▸ About this exercise
Retype the records in full, exactly as they stand.

+===+

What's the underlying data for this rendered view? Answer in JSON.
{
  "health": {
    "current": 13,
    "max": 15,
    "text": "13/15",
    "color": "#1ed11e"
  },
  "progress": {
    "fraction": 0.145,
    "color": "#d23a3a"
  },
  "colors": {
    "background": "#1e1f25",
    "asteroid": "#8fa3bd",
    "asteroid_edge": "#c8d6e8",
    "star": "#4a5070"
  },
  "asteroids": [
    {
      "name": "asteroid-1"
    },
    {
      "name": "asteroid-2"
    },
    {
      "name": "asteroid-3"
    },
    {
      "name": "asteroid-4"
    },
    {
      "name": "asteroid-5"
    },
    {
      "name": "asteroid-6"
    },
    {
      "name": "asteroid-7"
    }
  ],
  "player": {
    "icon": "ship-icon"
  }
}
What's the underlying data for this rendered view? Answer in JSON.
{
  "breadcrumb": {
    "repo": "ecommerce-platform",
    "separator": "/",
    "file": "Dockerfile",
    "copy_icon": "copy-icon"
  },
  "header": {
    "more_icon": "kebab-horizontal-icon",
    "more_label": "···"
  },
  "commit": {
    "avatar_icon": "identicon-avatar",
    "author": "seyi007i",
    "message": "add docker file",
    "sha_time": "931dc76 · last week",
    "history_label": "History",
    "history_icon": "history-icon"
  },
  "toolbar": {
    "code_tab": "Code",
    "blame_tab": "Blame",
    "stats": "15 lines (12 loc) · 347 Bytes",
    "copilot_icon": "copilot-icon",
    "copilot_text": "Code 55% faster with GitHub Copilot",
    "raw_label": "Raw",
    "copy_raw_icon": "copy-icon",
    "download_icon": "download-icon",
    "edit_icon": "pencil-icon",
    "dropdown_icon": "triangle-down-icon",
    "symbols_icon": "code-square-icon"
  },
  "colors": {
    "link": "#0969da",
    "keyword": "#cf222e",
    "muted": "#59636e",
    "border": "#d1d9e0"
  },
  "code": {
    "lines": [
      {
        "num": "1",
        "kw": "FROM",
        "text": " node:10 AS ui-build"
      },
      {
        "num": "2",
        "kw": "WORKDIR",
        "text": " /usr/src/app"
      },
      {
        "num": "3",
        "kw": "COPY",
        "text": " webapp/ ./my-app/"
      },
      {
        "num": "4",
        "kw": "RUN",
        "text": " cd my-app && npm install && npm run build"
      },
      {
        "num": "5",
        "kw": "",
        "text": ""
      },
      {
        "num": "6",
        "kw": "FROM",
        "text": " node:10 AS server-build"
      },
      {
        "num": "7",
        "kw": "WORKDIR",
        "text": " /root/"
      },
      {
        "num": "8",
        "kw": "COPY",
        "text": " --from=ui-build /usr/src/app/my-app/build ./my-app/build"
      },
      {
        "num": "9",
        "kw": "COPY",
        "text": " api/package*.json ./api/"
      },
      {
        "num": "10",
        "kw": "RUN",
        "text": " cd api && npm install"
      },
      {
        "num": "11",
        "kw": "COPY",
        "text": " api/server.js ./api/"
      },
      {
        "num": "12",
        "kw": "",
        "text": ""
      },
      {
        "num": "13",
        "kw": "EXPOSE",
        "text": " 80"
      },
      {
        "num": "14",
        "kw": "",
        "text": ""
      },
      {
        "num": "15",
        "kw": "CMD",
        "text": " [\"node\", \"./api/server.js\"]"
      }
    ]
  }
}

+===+

▸ Response to this exercise
What's the underlying data for this rendered view? Answer in JSON.
{
  "health": {
    "current": 13,
    "max": 15,
    "text": "13/15",
    "color": "#1ed11e"
  },
  "progress": {
    "fraction": 0.145,
    "color": "#d23a3a"
  },
  "colors": {
    "background": "#1e1f25",
    "asteroid": "#8fa3bd",
    "asteroid_edge": "#c8d6e8",
    "star": "#4a5070"
  },
  "asteroids": [
    {
      "name": "asteroid-1"
    },
    {
      "name": "asteroid-2"
    },
    {
      "name": "asteroid-3"
    },
    {
      "name": "asteroid-4"
    },
    {
      "name": "asteroid-5"
    },
    {
      "name": "asteroid-6"
    },
    {
      "name": "asteroid-7"
    }
  ],
  "player": {
    "icon": "ship-icon"
  }
}
What's the underlying data for this rendered view? Answer in JSON.
{
  "breadcrumb": {
    "repo": "ecommerce-platform",
    "separator": "/",
    "file": "Dockerfile",
    "copy_icon": "copy-icon"
  },
  "header": {
    "more_icon": "kebab-horizontal-icon",
    "more_label": "···"
  },
  "commit": {
    "avatar_icon": "identicon-avatar",
    "author": "seyi007i",
    "message": "add docker file",
    "sha_time": "931dc76 · last week",
    "history_label": "History",
    "history_icon": "history-icon"
  },
  "toolbar": {
    "code_tab": "Code",
    "blame_tab": "Blame",
    "stats": "15 lines (12 loc) · 347 Bytes",
    "copilot_icon": "copilot-icon",
    "copilot_text": "Code 55% faster with GitHub Copilot",
    "raw_label": "Raw",
    "copy_raw_icon": "copy-icon",
    "download_icon": "download-icon",
    "edit_icon": "pencil-icon",
    "dropdown_icon": "triangle-down-icon",
    "symbols_icon": "code-square-icon"
  },
  "colors": {
    "link": "#0969da",
    "keyword": "#cf222e",
    "muted": "#59636e",
    "border": "#d1d9e0"
  },
  "code": {
    "lines": [
      {
        "num": "1",
        "kw": "FROM",
        "text": " node:10 AS ui-build"
      },
      {
        "num": "2",
        "kw": "WORKDIR",
        "text": " /usr/src/app"
      },
      {
        "num": "3",
        "kw": "COPY",
        "text": " webapp/ ./my-app/"
      },
      {
        "num": "4",
        "kw": "RUN",
        "text": " cd my-app && npm install && npm run build"
      },
      {
        "num": "5",
        "kw": "",
        "text": ""
      },
      {
        "num": "6",
        "kw": "FROM",
        "text": " node:10 AS server-build"
      },
      {
        "num": "7",
        "kw": "WORKDIR",
        "text": " /root/"
      },
      {
        "num": "8",
        "kw": "COPY",
        "text": " --from=ui-build /usr/src/app/my-app/build ./my-app/build"
      },
      {
        "num": "9",
        "kw": "COPY",
        "text": " api/package*.json ./api/"
      },
      {
        "num": "10",
        "kw": "RUN",
        "text": " cd api && npm install"
      },
      {
        "num": "11",
        "kw": "COPY",
        "text": " api/server.js ./api/"
      },
      {
        "num": "12",
        "kw": "",
        "text": ""
      },
      {
        "num": "13",
        "kw": "EXPOSE",
        "text": " 80"
      },
      {
        "num": "14",
        "kw": "",
        "text": ""
      },
      {
        "num": "15",
        "kw": "CMD",
        "text": " [\"node\", \"./api/server.js\"]"
      }
    ]
  }
}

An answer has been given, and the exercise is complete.